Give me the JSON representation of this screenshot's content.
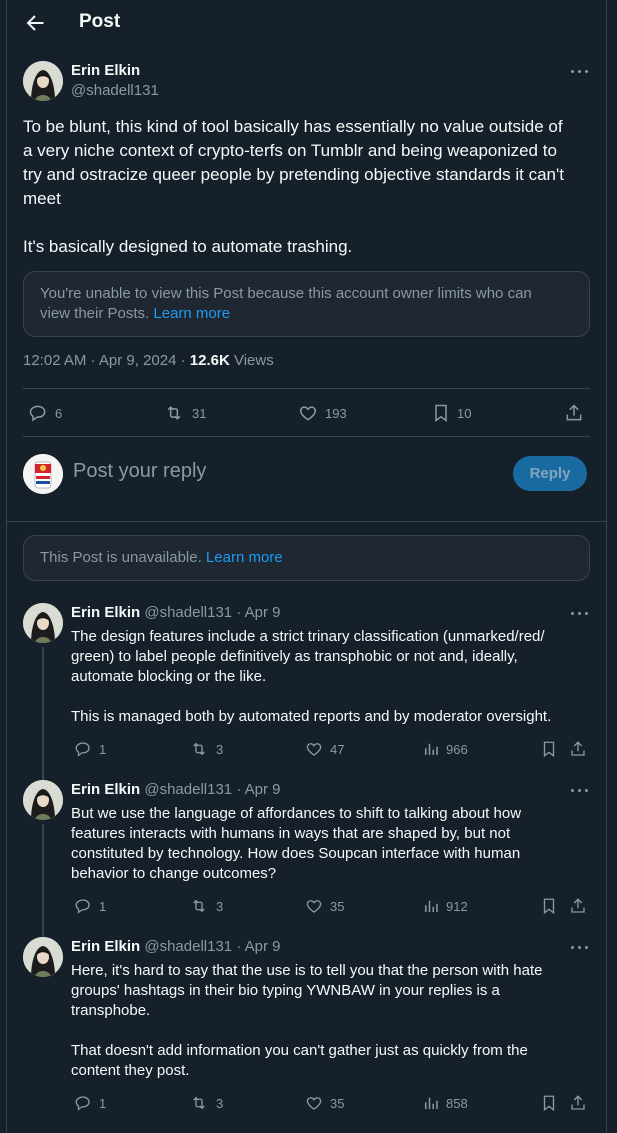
{
  "header": {
    "title": "Post"
  },
  "main_post": {
    "author_name": "Erin Elkin",
    "author_handle": "@shadell131",
    "text": "To be blunt, this kind of tool basically has essentially no value outside of\na very niche context of crypto-terfs on Tumblr and being weaponized to\ntry and ostracize queer people by pretending objective standards it can't\nmeet\n\nIt's basically designed to automate trashing.",
    "notice_text": "You're unable to view this Post because this account owner limits who can\nview their Posts.",
    "notice_link": "Learn more",
    "timestamp": "12:02 AM · Apr 9, 2024 · ",
    "views_count": "12.6K",
    "views_label": " Views",
    "actions": {
      "replies": "6",
      "reposts": "31",
      "likes": "193",
      "bookmarks": "10"
    }
  },
  "composer": {
    "placeholder": "Post your reply",
    "reply_button": "Reply"
  },
  "unavailable": {
    "text": "This Post is unavailable.",
    "link": "Learn more"
  },
  "replies": [
    {
      "name": "Erin Elkin",
      "handle": "@shadell131",
      "date": "Apr 9",
      "text": "The design features include a strict trinary classification (unmarked/red/\ngreen) to label people definitively as transphobic or not and, ideally,\nautomate blocking or the like.\n\nThis is managed both by automated reports and by moderator oversight.",
      "replies": "1",
      "reposts": "3",
      "likes": "47",
      "views": "966"
    },
    {
      "name": "Erin Elkin",
      "handle": "@shadell131",
      "date": "Apr 9",
      "text": "But we use the language of affordances to shift to talking about how\nfeatures interacts with humans in ways that are shaped by, but not\nconstituted by technology. How does Soupcan interface with human\nbehavior to change outcomes?",
      "replies": "1",
      "reposts": "3",
      "likes": "35",
      "views": "912"
    },
    {
      "name": "Erin Elkin",
      "handle": "@shadell131",
      "date": "Apr 9",
      "text": "Here, it's hard to say that the use is to tell you that the person with hate\ngroups' hashtags in their bio typing YWNBAW in your replies is a\ntransphobe.\n\nThat doesn't add information you can't gather just as quickly from the\ncontent they post.",
      "replies": "1",
      "reposts": "3",
      "likes": "35",
      "views": "858"
    }
  ],
  "colors": {
    "background": "#15202b",
    "accent": "#1d9bf0",
    "muted": "#8b98a5",
    "border": "#38444d"
  }
}
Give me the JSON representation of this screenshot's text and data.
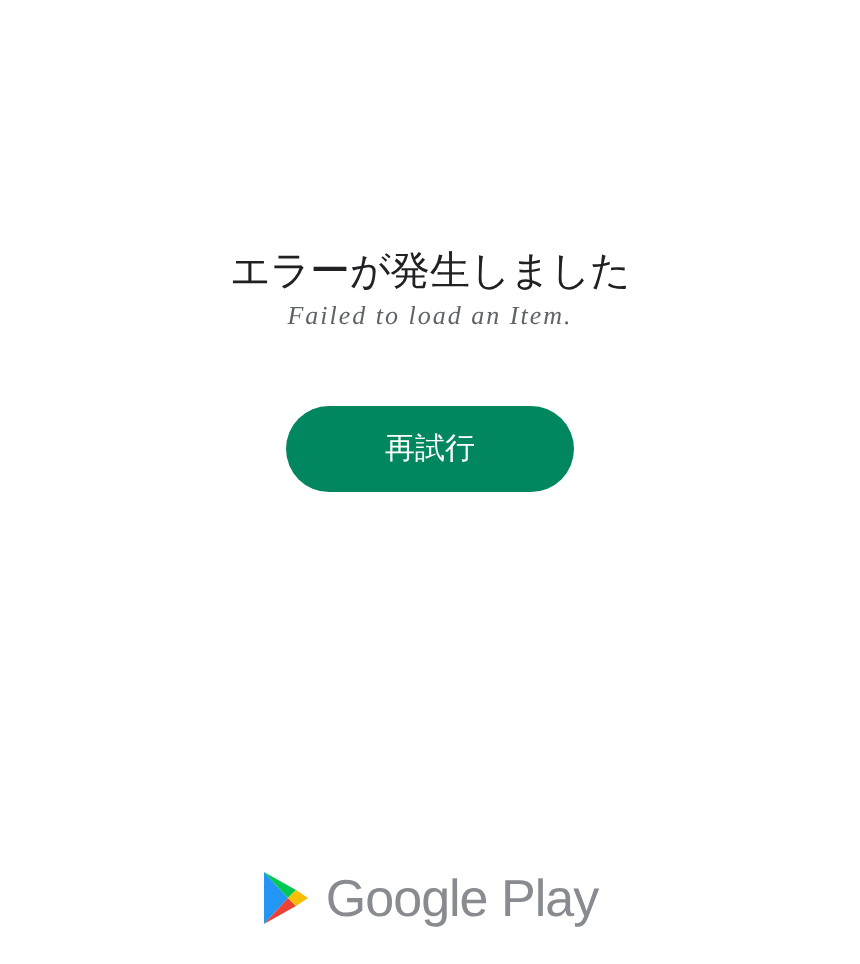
{
  "error": {
    "title": "エラーが発生しました",
    "message": "Failed to load an Item."
  },
  "retry_button": {
    "label": "再試行"
  },
  "footer": {
    "brand": "Google Play"
  }
}
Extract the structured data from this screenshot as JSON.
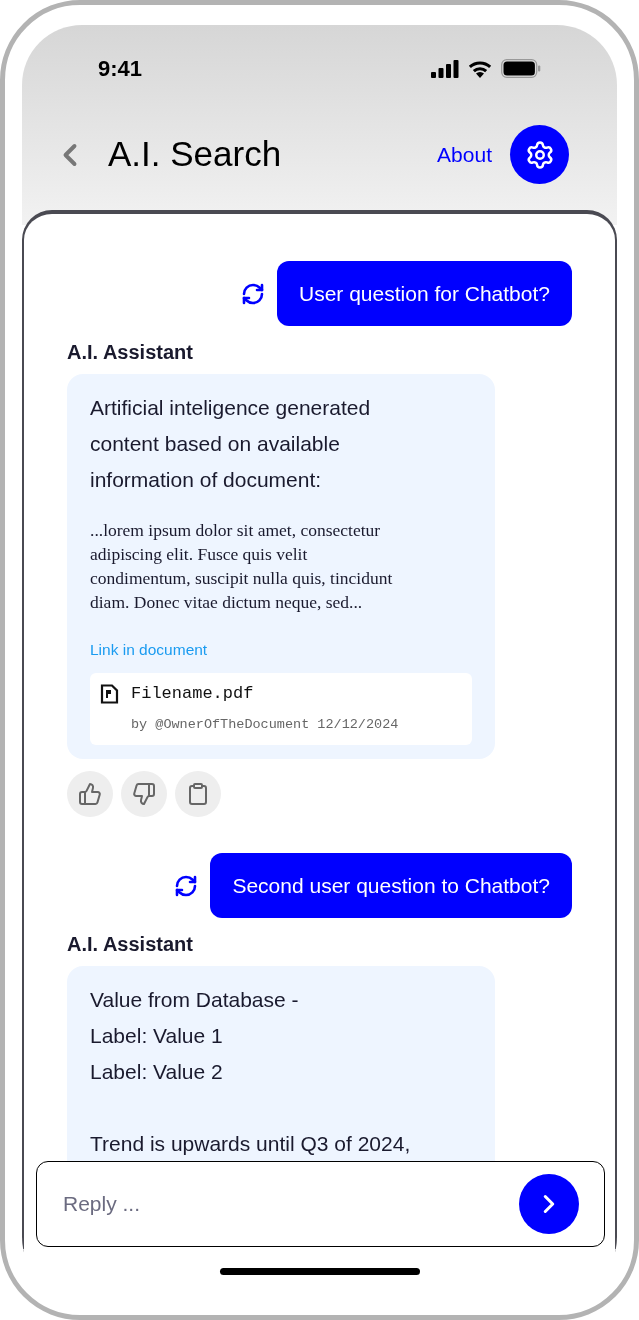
{
  "status_bar": {
    "time": "9:41"
  },
  "header": {
    "title": "A.I. Search",
    "about_link": "About"
  },
  "messages": [
    {
      "kind": "user",
      "text": "User question for Chatbot?"
    },
    {
      "kind": "assistant",
      "sender": "A.I. Assistant",
      "actions_shown": true,
      "blocks": [
        {
          "kind": "text",
          "lines": [
            "Artificial inteligence generated",
            "content based on available",
            "information of document:"
          ]
        },
        {
          "kind": "excerpt",
          "lines": [
            "...lorem ipsum dolor sit amet, consectetur",
            "adipiscing elit. Fusce quis velit",
            "condimentum, suscipit nulla quis, tincidunt",
            "diam. Donec vitae dictum neque, sed..."
          ]
        },
        {
          "kind": "link",
          "text": "Link in document"
        },
        {
          "kind": "file",
          "name": "Filename.pdf",
          "meta": "by @OwnerOfTheDocument 12/12/2024"
        }
      ]
    },
    {
      "kind": "user",
      "text": "Second user question to Chatbot?"
    },
    {
      "kind": "assistant",
      "sender": "A.I. Assistant",
      "actions_shown": false,
      "blocks": [
        {
          "kind": "text",
          "lines": [
            "Value from Database -",
            "Label: Value 1",
            "Label: Value 2"
          ]
        },
        {
          "kind": "text",
          "lines": [
            "Trend is upwards until Q3 of 2024,"
          ]
        }
      ]
    }
  ],
  "reply": {
    "placeholder": "Reply ..."
  }
}
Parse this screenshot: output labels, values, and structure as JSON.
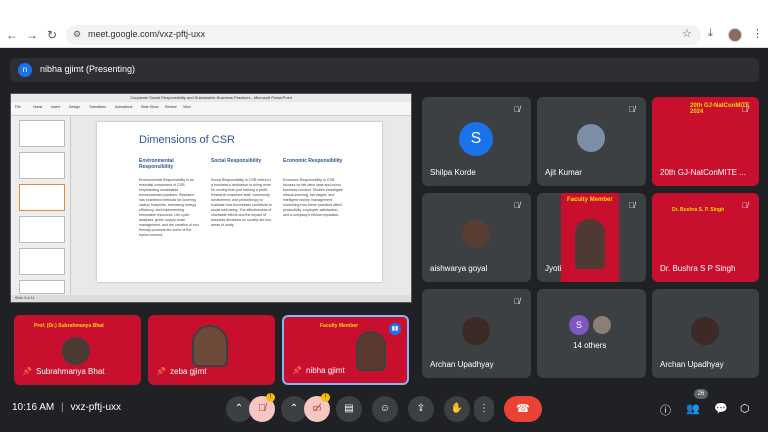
{
  "browser": {
    "url": "meet.google.com/vxz-pftj-uxx",
    "icons": [
      "back-arrow-icon",
      "forward-arrow-icon",
      "reload-icon",
      "tune-icon",
      "star-icon",
      "download-icon",
      "profile-icon",
      "menu-icon"
    ]
  },
  "presenter": {
    "avatar_letter": "n",
    "label": "nibha gjimt (Presenting)"
  },
  "presentation": {
    "window_title": "Corporate Social Responsibility and Sustainable Business Practices - Microsoft PowerPoint",
    "ribbon_tabs": [
      "File",
      "Home",
      "Insert",
      "Design",
      "Transitions",
      "Animations",
      "Slide Show",
      "Review",
      "View"
    ],
    "slide_title": "Dimensions of CSR",
    "columns": [
      {
        "heading": "Environmental Responsibility",
        "body": "Environmental Responsibility is an essential component of CSR, emphasizing sustainable environmental practices. Research has examined methods for lowering carbon footprints, increasing energy efficiency, and implementing renewable resources. Life cycle analyses, green supply chain management, and the creation of eco-friendly products are some of the topics covered."
      },
      {
        "heading": "Social Responsibility",
        "body": "Social Responsibility in CSR refers to a business's dedication to doing more for society than just earning a profit. Research examines staff, community involvement, and philanthropy to evaluate how businesses contribute to social well-being. The effectiveness of charitable efforts and the impact of business decisions on society are key areas of study."
      },
      {
        "heading": "Economic Responsibility",
        "body": "Economic Responsibility in CSR focuses on fair labor laws and moral business conduct. Studies investigate ethical sourcing, fair wages, and intelligent money management, examining how these practices affect productivity, employee satisfaction, and a company's ethical reputation."
      }
    ],
    "status": "Slide 3 of 14"
  },
  "grid_tiles": [
    {
      "name": "Shilpa Korde",
      "kind": "letter",
      "letter": "S"
    },
    {
      "name": "Ajit Kumar",
      "kind": "photo"
    },
    {
      "name": "20th GJ-NatConMITE ...",
      "kind": "banner",
      "banner": "20th GJ-NatConMITE 2024"
    },
    {
      "name": "aishwarya goyal",
      "kind": "photo"
    },
    {
      "name": "Jyoti",
      "kind": "banner-photo",
      "banner": "Faculty Member"
    },
    {
      "name": "Dr. Bushra S P Singh",
      "kind": "banner",
      "banner": "Dr. Bushra S. P. Singh"
    },
    {
      "name": "Archan Upadhyay",
      "kind": "photo"
    },
    {
      "name": "14 others",
      "kind": "others",
      "letter": "S"
    },
    {
      "name": "Archan Upadhyay",
      "kind": "photo"
    }
  ],
  "bottom_tiles": [
    {
      "name": "Subrahmanya Bhat",
      "banner": "Prof. (Dr.) Subrahmanya Bhat"
    },
    {
      "name": "zeba gjimt",
      "banner": ""
    },
    {
      "name": "nibha gjimt",
      "banner": "Faculty Member"
    }
  ],
  "meeting": {
    "time": "10:16 AM",
    "separator": "|",
    "code": "vxz-pftj-uxx",
    "people_count": "26"
  },
  "controls": {
    "mic_badge": "!",
    "cam_badge": "!",
    "icons": [
      "chevron-up-icon",
      "mic-off-icon",
      "chevron-up-icon",
      "camera-off-icon",
      "captions-icon",
      "emoji-icon",
      "present-icon",
      "raise-hand-icon",
      "more-options-icon",
      "end-call-icon",
      "info-icon",
      "people-icon",
      "chat-icon",
      "activities-icon"
    ]
  },
  "colors": {
    "meet_bg": "#202124",
    "tile_bg": "#3c4043",
    "end_call": "#ea4335",
    "accent": "#1a73e8",
    "banner_red": "#c8102e"
  }
}
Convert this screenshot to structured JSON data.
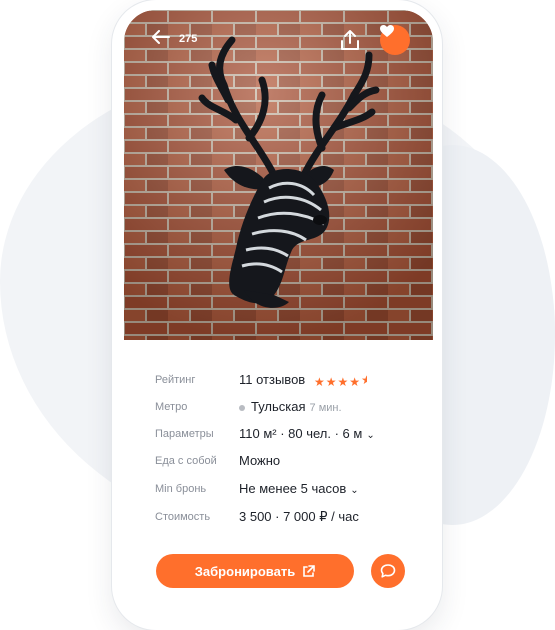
{
  "header": {
    "back_icon": "arrow-left-icon",
    "photo_count": "275",
    "share_icon": "share-icon",
    "favorite_icon": "heart-icon"
  },
  "details": [
    {
      "label": "Рейтинг",
      "value": "11 отзывов",
      "rating": 4.5
    },
    {
      "label": "Метро",
      "value": "Тульская",
      "extra": "7 мин."
    },
    {
      "label": "Параметры",
      "value": "110 м² · 80 чел. · 6 м",
      "chevron": "⌄"
    },
    {
      "label": "Еда с собой",
      "value": "Можно"
    },
    {
      "label": "Min бронь",
      "value": "Не менее 5 часов",
      "chevron": "⌄"
    },
    {
      "label": "Стоимость",
      "value": "3 500 · 7 000 ₽ / час"
    }
  ],
  "actions": {
    "book_label": "Забронировать",
    "book_icon": "external-link-icon",
    "chat_icon": "chat-bubble-icon"
  },
  "colors": {
    "accent": "#ff6f2c",
    "text": "#1d2129",
    "muted": "#8a8f99"
  }
}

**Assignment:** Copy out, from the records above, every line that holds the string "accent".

**Response below:**
    "accent": "#1d9bf0",
    "accent": "#1a73e8",
    "accent": "#ff6f2c",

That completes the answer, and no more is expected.